“Japan’s exports have fallen by about a third of the levels recorded last year.”
“Factories are running at about a half of their full capacity and analysts are cautioning that the boost provided by Japan’s own stimulus efforts could wane as the year progresses.”
Japan’s economy contracted at a record pace in the first three months of the year, but the rate of decline was less than initial estimates suggested, pushing the Nikkei index through the 10,000 mark for the first time since October.
Gross domestic product (GDP), which is a key measure of a country’s economic strength, shrank by an annualised pace of 14.2 per cent — the worst on record since comparable data were first kept in 1955.
However, today’s revised figure for the first quarter is less than the 15.2 per cent originally reported, sending the Nikkei to 10,022.23 before it closed at 9,981.33.

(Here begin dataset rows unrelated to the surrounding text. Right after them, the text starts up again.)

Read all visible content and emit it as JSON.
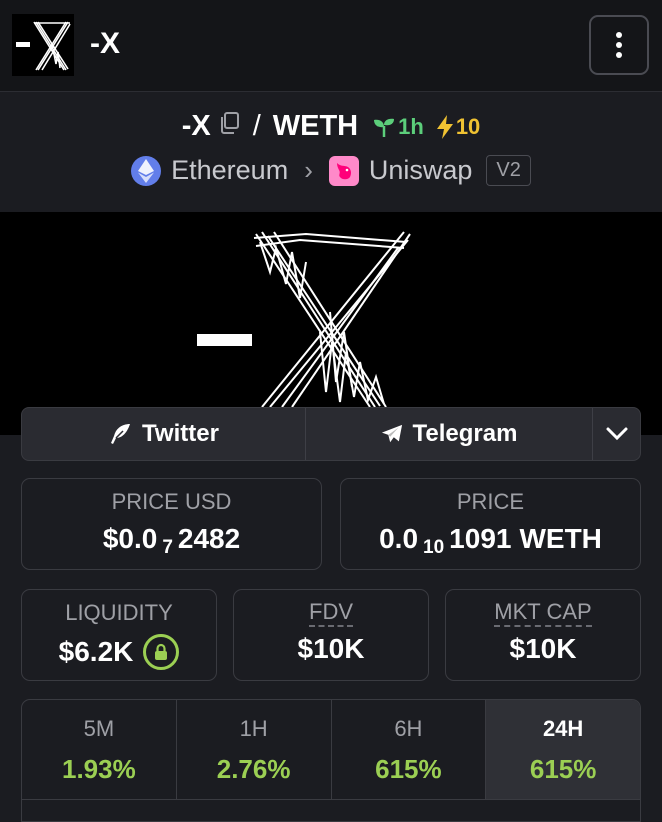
{
  "header": {
    "title": "-X",
    "logo_text": "-X",
    "menu_icon": "kebab-menu-icon"
  },
  "pair": {
    "base": "-X",
    "separator": "/",
    "quote": "WETH",
    "age": "1h",
    "boosts": "10",
    "chain": "Ethereum",
    "dex": "Uniswap",
    "version": "V2",
    "colors": {
      "age": "#5cce7b",
      "boost": "#f0c232"
    }
  },
  "banner": {
    "text": "-X"
  },
  "socials": {
    "twitter": "Twitter",
    "telegram": "Telegram"
  },
  "stats": {
    "price_usd": {
      "label": "PRICE USD",
      "prefix": "$0.0",
      "zeros": "7",
      "digits": "2482"
    },
    "price_native": {
      "label": "PRICE",
      "prefix": "0.0",
      "zeros": "10",
      "digits": "1091",
      "unit": "WETH"
    },
    "liquidity": {
      "label": "LIQUIDITY",
      "value": "$6.2K"
    },
    "fdv": {
      "label": "FDV",
      "value": "$10K"
    },
    "mkt_cap": {
      "label": "MKT CAP",
      "value": "$10K"
    }
  },
  "timeframes": [
    {
      "label": "5M",
      "change": "1.93%"
    },
    {
      "label": "1H",
      "change": "2.76%"
    },
    {
      "label": "6H",
      "change": "615%"
    },
    {
      "label": "24H",
      "change": "615%",
      "active": true
    }
  ],
  "colors": {
    "positive": "#9bcf53",
    "background": "#1b1c21"
  }
}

The revision helped kindle tentative hopes that the worst may be over for the world’s second-largest economy. Japan has benefited from improved demand from its close neighbour China, which is spending $586 billion (£356 billion) on building roads, hospitals and housing as part of a massive fiscal stimulus programme.
Japanese consumer confidence hit a 10-month high in April, while sales of electronic goods have risen by a fifth since the Government introduced a programme designed to encourage shoppers to buy ecologically friendly items.
Honda, the car manufacturer, has also benefited from tax breaks on fuel-efficient cars, with sales rising in the last two months. Bankruptcy rates fell last month for the first time in more than a year.
However, Japan’s exporters are struggling to find overseas buyers for their goods amid a dearth of global demand. Any recovery for the overall economy is expected to be slow.
Japan’s exports have fallen by about a third of the levels recorded last year. Factories are running at about a half of their full capacity and analysts are cautioning that the boost provided by Japan’s own stimulus efforts could wane as the year progresses.
Junko Nishioka, chief economist for Japan at RBS Securities, said: “The first quarter was disastrous, but the worst for the economy has already passed … But a rebound doesn’t guarantee that Japan’s economy will regain momentum.”
Across Asia there were other glimpses of a possible recovery in economic data published today. In China, annual growth of fixed asset investment in urban areas in the first five months of the year rose to 32.9 per cent, compared to 30.5 per cent in the first four months of the year, suggesting that the Government’s stimulus plan is working.
In Australia, official figures showed that only a net 1,700 jobs were lost last month, compared with an expected drop of 30,000.
June 11, 2009
Source: Times Online